Dataset rows describing interfaces:
== Segment start ==
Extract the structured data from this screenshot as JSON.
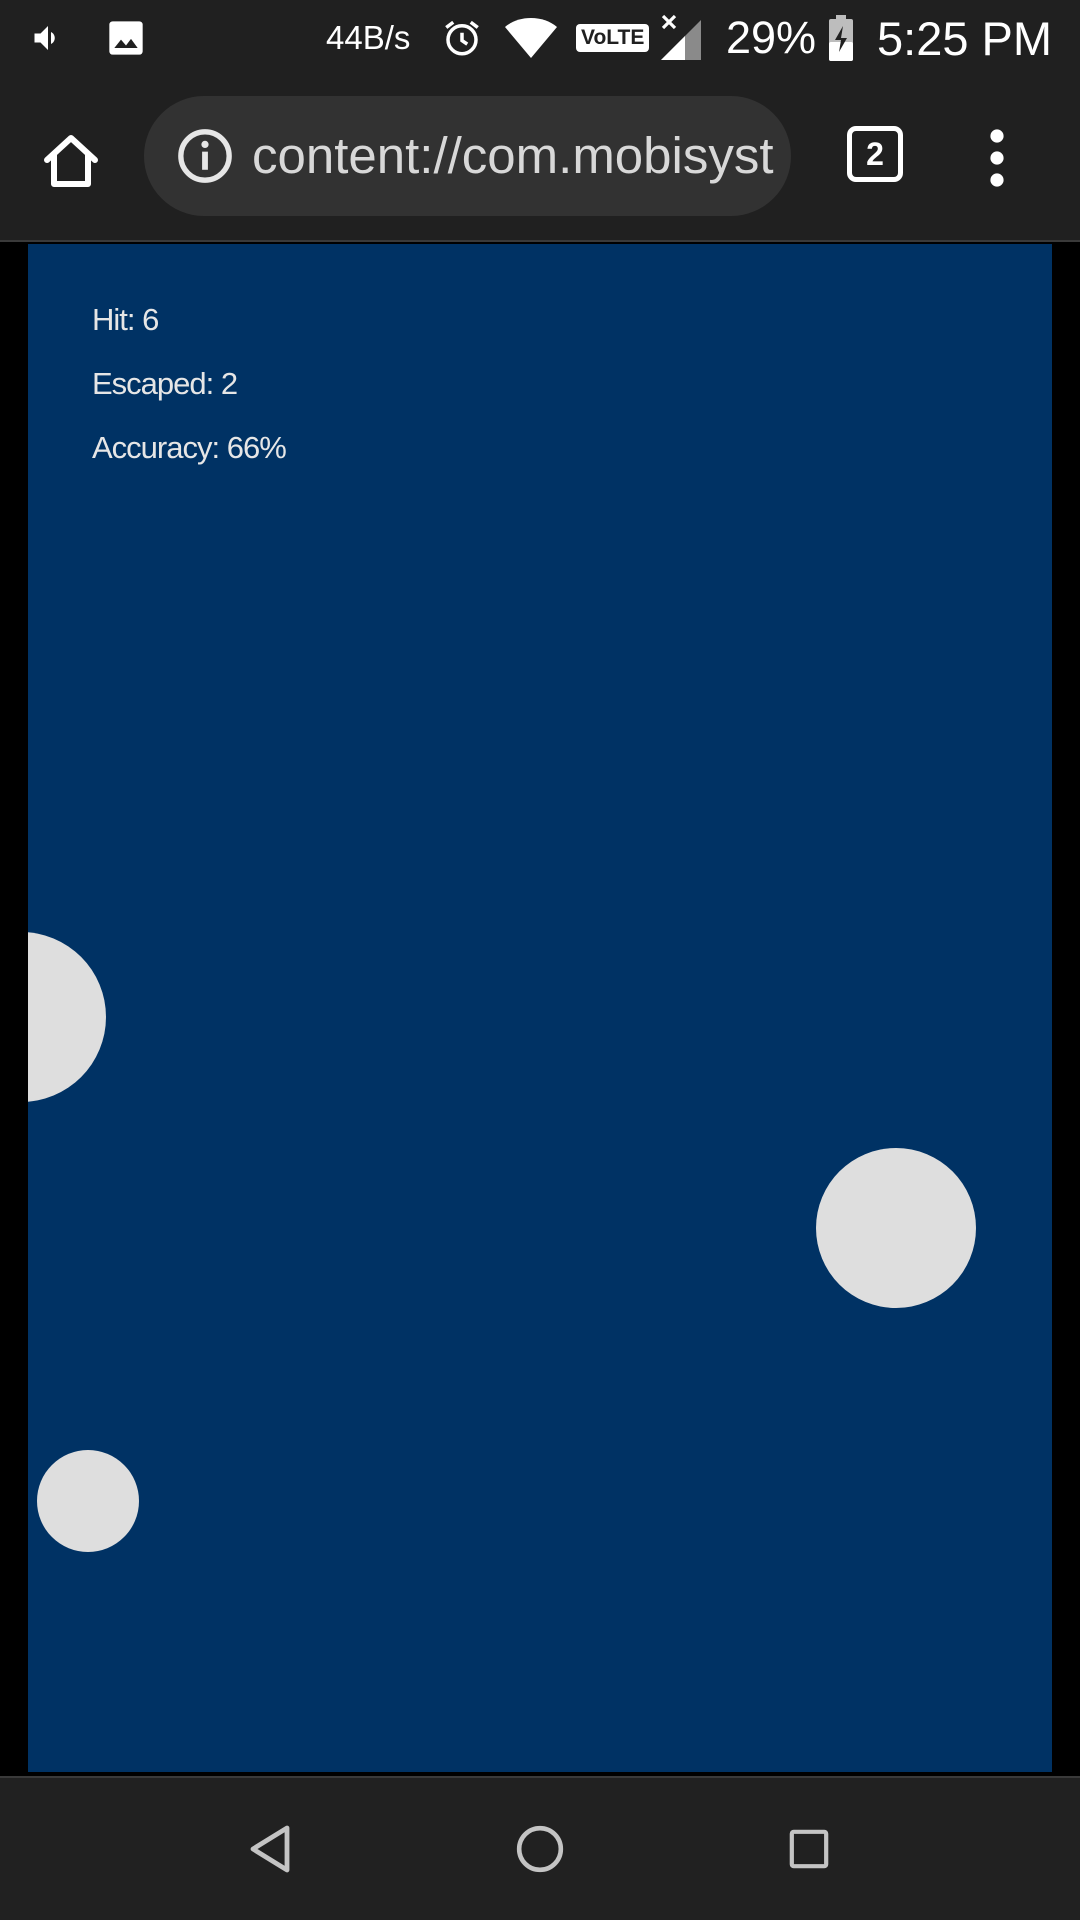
{
  "status_bar": {
    "network_speed": "44B/s",
    "battery_percent": "29%",
    "time": "5:25 PM",
    "volte_label": "VoLTE",
    "icons": [
      "volume-icon",
      "gallery-icon",
      "alarm-icon",
      "wifi-icon",
      "volte-icon",
      "signal-icon",
      "battery-charging-icon"
    ]
  },
  "toolbar": {
    "url": "content://com.mobisystems.office",
    "tab_count": "2",
    "icons": [
      "home-icon",
      "info-icon",
      "tabs-icon",
      "overflow-menu-icon"
    ]
  },
  "game": {
    "background_color": "#003264",
    "target_color": "#dedede",
    "stats": {
      "hit": "Hit: 6",
      "escaped": "Escaped: 2",
      "accuracy": "Accuracy: 66%"
    }
  },
  "nav_bar": {
    "icons": [
      "back-icon",
      "home-circle-icon",
      "recents-icon"
    ]
  }
}
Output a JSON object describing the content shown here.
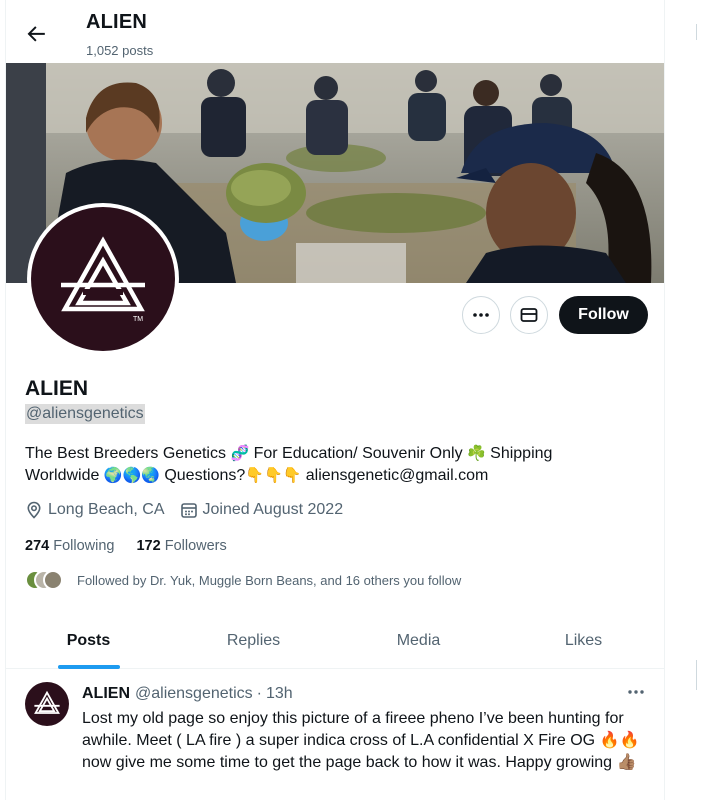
{
  "header": {
    "title": "ALIEN",
    "post_count": "1,052 posts"
  },
  "actions": {
    "more_icon": "ellipsis-icon",
    "message_icon": "envelope-icon",
    "follow_label": "Follow"
  },
  "profile": {
    "name": "ALIEN",
    "handle": "@aliensgenetics",
    "bio_part1": "The Best Breeders Genetics ",
    "bio_emoji1": "🧬",
    "bio_part2": " For Education/ Souvenir Only ",
    "bio_emoji2": "☘️",
    "bio_part3": " Shipping Worldwide ",
    "bio_emoji3": "🌍🌎🌏",
    "bio_part4": " Questions?",
    "bio_emoji4": "👇👇👇",
    "bio_email": "  aliensgenetic@gmail.com",
    "location": "Long Beach, CA",
    "joined": "Joined August 2022",
    "following_count": "274",
    "following_label": "Following",
    "followers_count": "172",
    "followers_label": "Followers",
    "followed_by": "Followed by Dr. Yuk, Muggle Born Beans, and 16 others you follow"
  },
  "tabs": [
    {
      "label": "Posts",
      "active": true
    },
    {
      "label": "Replies",
      "active": false
    },
    {
      "label": "Media",
      "active": false
    },
    {
      "label": "Likes",
      "active": false
    }
  ],
  "tweet": {
    "name": "ALIEN",
    "handle": "@aliensgenetics",
    "separator": "·",
    "time": "13h",
    "text": "Lost my old page so enjoy this picture of a fireee pheno I’ve been hunting for awhile. Meet ( LA fire ) a super indica cross of L.A confidential X Fire OG ",
    "emoji1": "🔥🔥",
    "text2": " now give me some time to get the page back to how it was. Happy growing ",
    "emoji2": "👍🏽"
  },
  "colors": {
    "accent": "#1d9bf0",
    "follow_bg": "#0f1419",
    "avatar_bg": "#2b0f1b",
    "muted_text": "#536471"
  }
}
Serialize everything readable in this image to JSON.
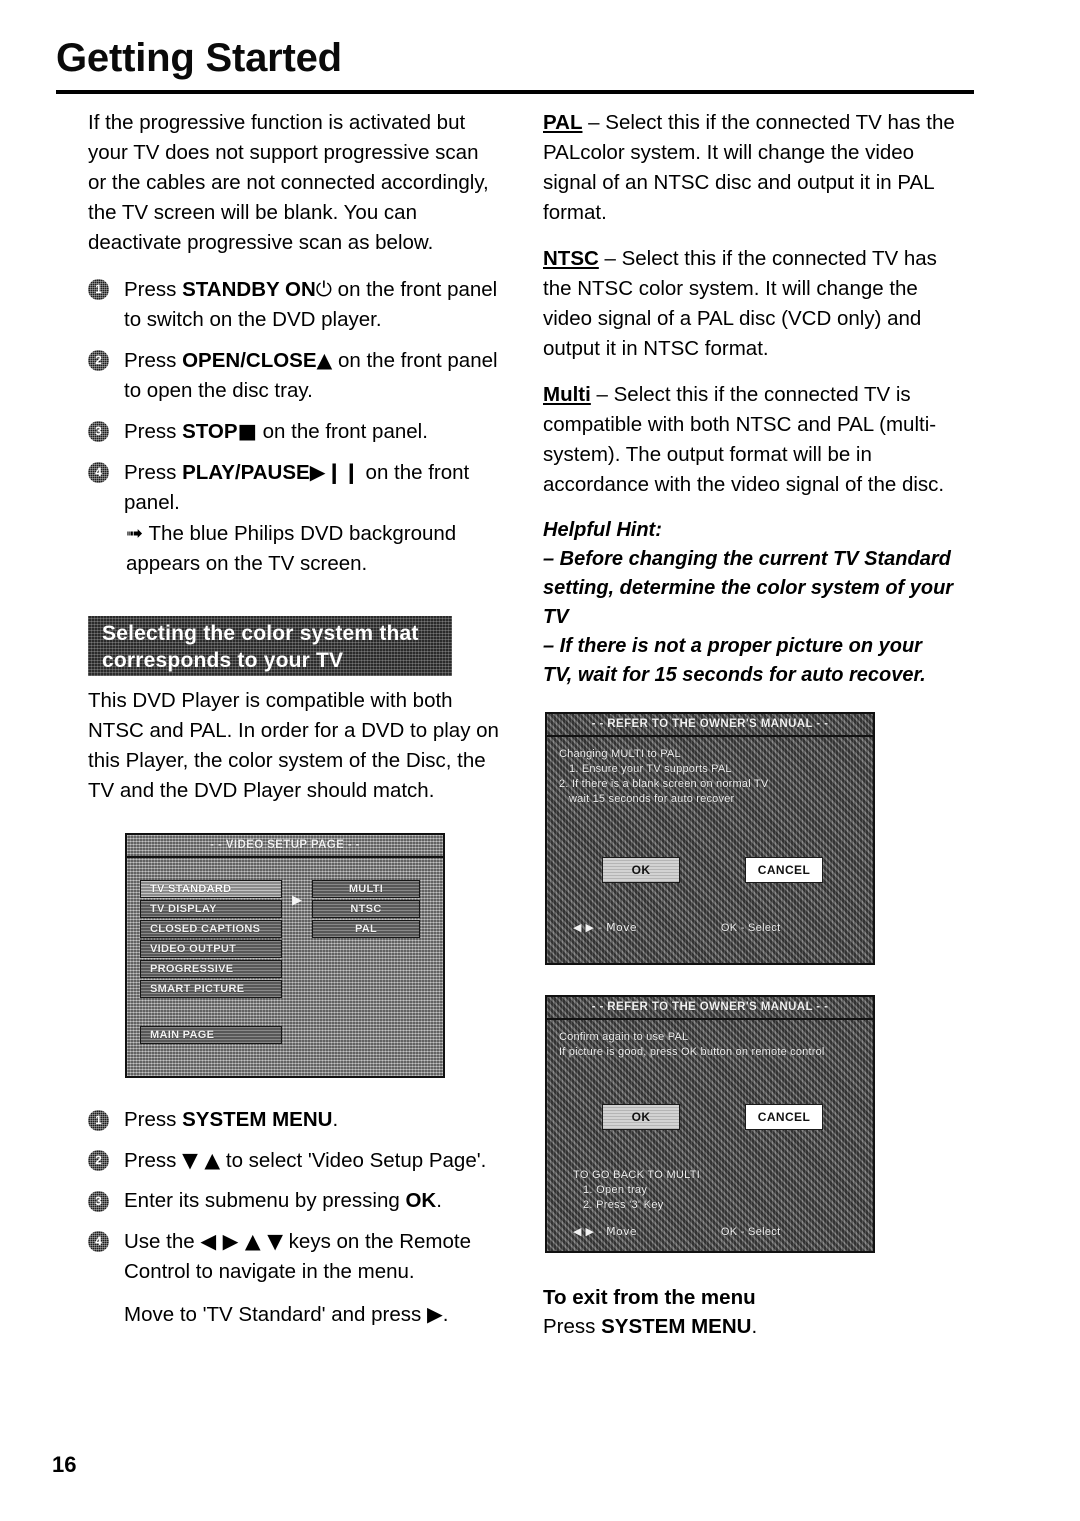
{
  "page": {
    "title": "Getting Started",
    "number": "16"
  },
  "left": {
    "intro": "If the progressive function is activated but your TV does not support progressive scan or the cables are not connected accordingly, the TV screen will be blank. You can deactivate progressive scan as below.",
    "steps": [
      {
        "num": "1",
        "pre": "Press ",
        "bold": "STANDBY ON",
        "icon": "⏻",
        "post": " on the front panel to switch on the DVD player."
      },
      {
        "num": "2",
        "pre": "Press ",
        "bold": "OPEN/CLOSE",
        "icon": "▲",
        "post": " on the front panel to open the disc tray."
      },
      {
        "num": "3",
        "pre": "Press ",
        "bold": "STOP",
        "icon": "■",
        "post": " on the front panel."
      },
      {
        "num": "4",
        "pre": "Press ",
        "bold": "PLAY/PAUSE",
        "icon": "▶❙❙",
        "post": " on the front panel.",
        "note": "The blue Philips DVD background appears on the TV screen.",
        "note_arrow": "➟"
      }
    ],
    "banner": {
      "line1": "Selecting the color system that",
      "line2": "corresponds to your TV"
    },
    "compat_text": "This DVD Player is compatible with both NTSC and PAL. In order for a DVD to play on this Player, the color system of the Disc, the TV and the DVD Player should match.",
    "steps2": [
      {
        "num": "1",
        "pre": "Press ",
        "bold": "SYSTEM MENU",
        "post": "."
      },
      {
        "num": "2",
        "pre": "Press ",
        "icon": "▼ ▲",
        "post": " to select 'Video Setup Page'."
      },
      {
        "num": "3",
        "pre": "Enter its submenu by pressing ",
        "bold": "OK",
        "post": "."
      },
      {
        "num": "4",
        "pre": "Use the ",
        "icon": "◀ ▶ ▲ ▼",
        "post": " keys on the Remote Control to navigate in the menu."
      }
    ],
    "move_note_pre": "Move to 'TV Standard' and press ",
    "move_note_icon": "▶",
    "move_note_post": "."
  },
  "right": {
    "pal": {
      "term": "PAL",
      "text": " – Select this if the connected TV has the PALcolor system. It will change the video signal of an NTSC disc and output it in PAL format."
    },
    "ntsc": {
      "term": "NTSC",
      "text": " – Select this if the connected TV has the NTSC color system. It will change the video signal of a PAL disc (VCD only) and output it in NTSC format."
    },
    "multi": {
      "term": "Multi",
      "text": " – Select this if the connected TV is compatible with both NTSC and PAL (multi-system). The output format will be in accordance with the video signal of the disc."
    },
    "hint": {
      "heading": "Helpful Hint:",
      "items": [
        "–   Before changing the current TV Standard setting, determine the color system of your TV",
        "–   If there is not a proper picture on your TV, wait for 15 seconds for auto recover."
      ]
    },
    "exit": {
      "heading": "To exit from the menu",
      "pre": "Press ",
      "bold": "SYSTEM MENU",
      "post": "."
    }
  },
  "screens": {
    "video_setup": {
      "title": "- - VIDEO SETUP PAGE - -",
      "left_items": [
        "TV STANDARD",
        "TV DISPLAY",
        "CLOSED CAPTIONS",
        "VIDEO OUTPUT",
        "PROGRESSIVE",
        "SMART PICTURE"
      ],
      "right_items": [
        "MULTI",
        "NTSC",
        "PAL"
      ],
      "main_page": "MAIN PAGE",
      "arrow": "▶"
    },
    "dialog1": {
      "title": "- - REFER TO THE OWNER'S MANUAL - -",
      "lines": [
        "Changing MULTI to PAL",
        "1. Ensure your TV supports PAL",
        "2. If there is a blank screen on normal TV",
        "wait 15 seconds for auto recover"
      ],
      "ok": "OK",
      "cancel": "CANCEL",
      "hint_move": "◀ ▶  - Move",
      "hint_select": "OK - Select"
    },
    "dialog2": {
      "title": "- - REFER TO THE OWNER'S MANUAL - -",
      "lines": [
        "Confirm again to use PAL",
        "If picture is good, press OK button on remote control"
      ],
      "ok": "OK",
      "cancel": "CANCEL",
      "back_lines": [
        "TO GO BACK TO MULTI",
        "1. Open tray",
        "2. Press '3' Key"
      ],
      "hint_move": "◀ ▶  - Move",
      "hint_select": "OK - Select"
    }
  }
}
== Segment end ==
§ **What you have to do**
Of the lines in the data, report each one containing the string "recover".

§ **Result**
        "–   If there is not a proper picture on your TV, wait for 15 seconds for auto recover."
        "wait 15 seconds for auto recover"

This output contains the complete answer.